“This is even more important when people are not able to get out as much due to the current lockdown. This seems a half hearted response to an issue which deserves full attention.”
Some care homes have been taking matters into their own hands. “I’ve been buying a number of the residents supplements in the meantime. Nobody has seen or heard of anything yet,” said a senior healthcare worker at a care home in north-west England, who did not wish to be named, of the long waits for the supplements. “The government asked these people to stay indoors, that’s why they need it, regardless of COVID. It’s doing harm not to provide it to people who can’t get daylight.”
She said that the scheme had not been communicated properly. “One resident said to me, ‘Why didn’t Boris say it during one of his meetings on the telly?’ They’ve not explained the importance of it. You will have a deficiency if you miss an entire season of sun. It’s ridiculous and awful.”
Former Brexit secretary and Tory MP David Davis said he was “desperately disappointed” in the government and that it had needed to act in September if it wanted to combat winter deficiencies.
“Not only is the government action too slow, the dosage is too low,” he said. “The supplements are 400 international units (iu). If supplementation is to have any material effect, the dosage has to be sufficient to correct vitamin D deficiency. What is needed to provide adequate protection against COVID-19 is a ten times higher dose of 4,000iu per day [as advised by government public health experts].
“Because of the delay, and the low dosage, we will be coming to the end of the winter period just as those receiving the free supplements will start to see any effect whatsoever. This has yet again been a missed opportunity by the government.”
Prof Jon Rhodes, Emeritus Professor of Medicine at the University of Liverpool, said that vitamin D levels in the UK were at their lowest from December to May due to the lack of UV sunlight. It is estimated up to 40 percent of the population were deficient all year round prior to lockdown.
“The low dose recommended by PHE will take at least four weeks to bring vitamin D concentrations up to adequate levels and will be insufficient for many,” he said. “There is considerable evidence that vitamin D deficiency impairs immune health, strengthened by the recent Edinburgh/Queen Mary London study.
“It is therefore regrettable that it is taking so long to ensure provision of supplements and avoidance of vitamin D deficiency amongst UK care-home residents who are suffering so greatly during this pandemic.”

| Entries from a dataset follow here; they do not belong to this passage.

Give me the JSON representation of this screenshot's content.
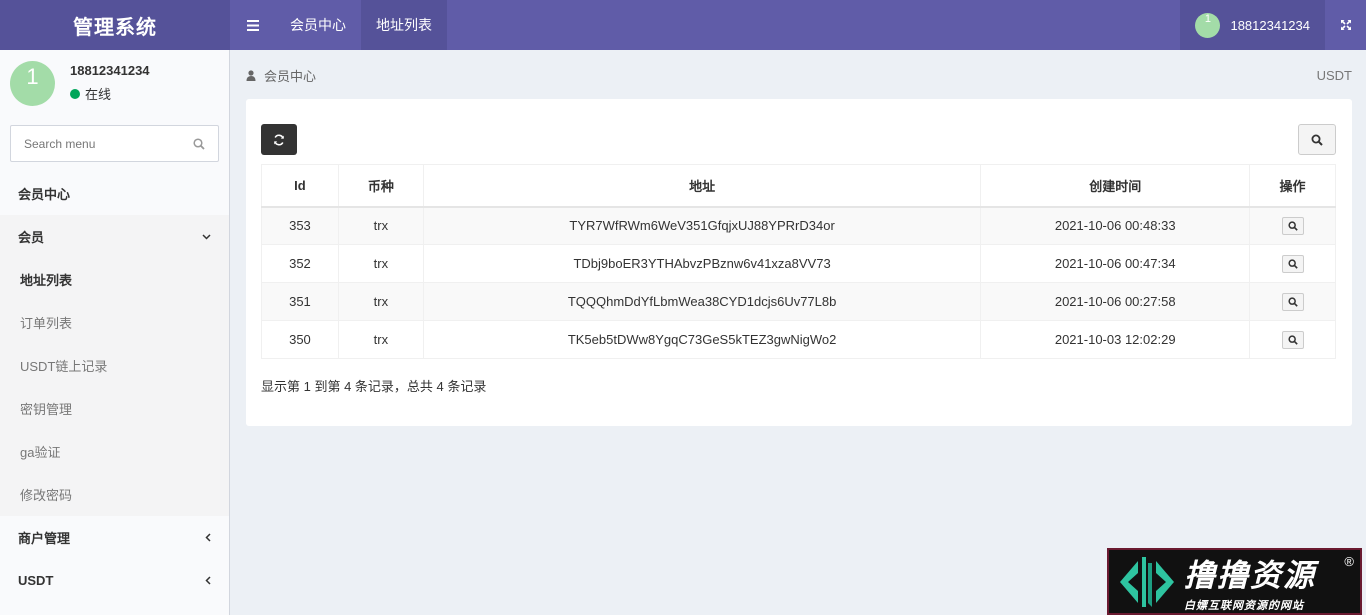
{
  "header": {
    "logo": "管理系统",
    "tabs": [
      {
        "label": "会员中心",
        "active": false
      },
      {
        "label": "地址列表",
        "active": true
      }
    ],
    "user": {
      "avatar_text": "1",
      "name": "18812341234"
    }
  },
  "sidebar": {
    "user": {
      "avatar_text": "1",
      "name": "18812341234",
      "status": "在线"
    },
    "search": {
      "placeholder": "Search menu"
    },
    "menu": [
      {
        "label": "会员中心"
      },
      {
        "label": "会员",
        "expanded": true,
        "children": [
          {
            "label": "地址列表",
            "active": true
          },
          {
            "label": "订单列表"
          },
          {
            "label": "USDT链上记录"
          },
          {
            "label": "密钥管理"
          },
          {
            "label": "ga验证"
          },
          {
            "label": "修改密码"
          }
        ]
      },
      {
        "label": "商户管理",
        "expanded": false
      },
      {
        "label": "USDT",
        "expanded": false
      }
    ]
  },
  "content": {
    "breadcrumb": "会员中心",
    "right_label": "USDT",
    "table": {
      "columns": [
        "Id",
        "币种",
        "地址",
        "创建时间",
        "操作"
      ],
      "rows": [
        {
          "id": "353",
          "coin": "trx",
          "address": "TYR7WfRWm6WeV351GfqjxUJ88YPRrD34or",
          "created": "2021-10-06 00:48:33"
        },
        {
          "id": "352",
          "coin": "trx",
          "address": "TDbj9boER3YTHAbvzPBznw6v41xza8VV73",
          "created": "2021-10-06 00:47:34"
        },
        {
          "id": "351",
          "coin": "trx",
          "address": "TQQQhmDdYfLbmWea38CYD1dcjs6Uv77L8b",
          "created": "2021-10-06 00:27:58"
        },
        {
          "id": "350",
          "coin": "trx",
          "address": "TK5eb5tDWw8YgqC73GeS5kTEZ3gwNigWo2",
          "created": "2021-10-03 12:02:29"
        }
      ]
    },
    "pagination": "显示第 1 到第 4 条记录，总共 4 条记录"
  },
  "watermark": {
    "title": "撸撸资源",
    "subtitle": "白嫖互联网资源的网站",
    "reg": "®"
  },
  "colors": {
    "header": "#605ca8",
    "header_dark": "#555299",
    "avatar": "#a3dca8",
    "online": "#00a65a"
  },
  "icons": {
    "menu_toggle": "bars-icon",
    "fullscreen": "expand-icon",
    "search": "search-icon",
    "refresh": "refresh-icon",
    "user": "user-icon"
  }
}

Dr Richard Quinton, a consultant endocrinologist for Newcastle upon Tyne Hospitals NHS Foundation Trust, said that “nearly all” of the COVID patients admitted to his care from care homes or sheltered accommodation were vitamin D deficient, unless they were already prescribed it by their GP.

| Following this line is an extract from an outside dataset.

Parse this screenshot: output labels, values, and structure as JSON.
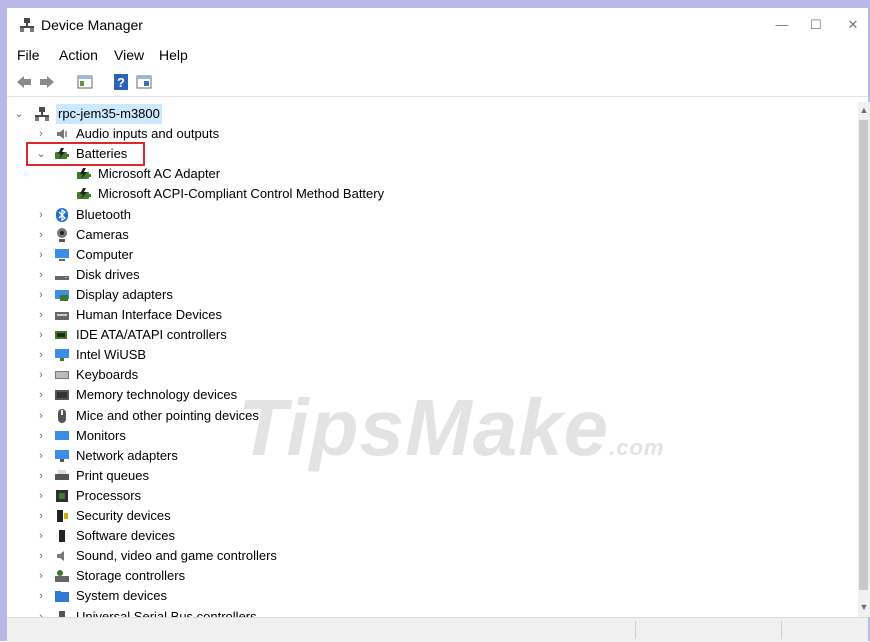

Coronavirus patients at Royal Victoria Infirmary and Newcastle Freeman hospitals – the only two hospitals in the UK known to act as such – are often provided with large doses of vitamin D and Quinton said an early analysis of data which suggests that the acute trust is among the top five best performing in the country regarding survival rates was robust.
People are being provided with vitamin D supplements manufactured by the Oxford Health Company after an open bidding process for the £11.3 million contract ended on the 22nd of December following its launch on the 10th of December.
More than 71,000 people have so far received free vitamin D supplements in Scotland. A similar scheme is underway in Andalusia, Spain. People in the UK are said to be uniquely deficient in the sunshine nutrient, with parts of the country at the same latitude as Alaska and eating little oily fish – a rich source of the vitamin.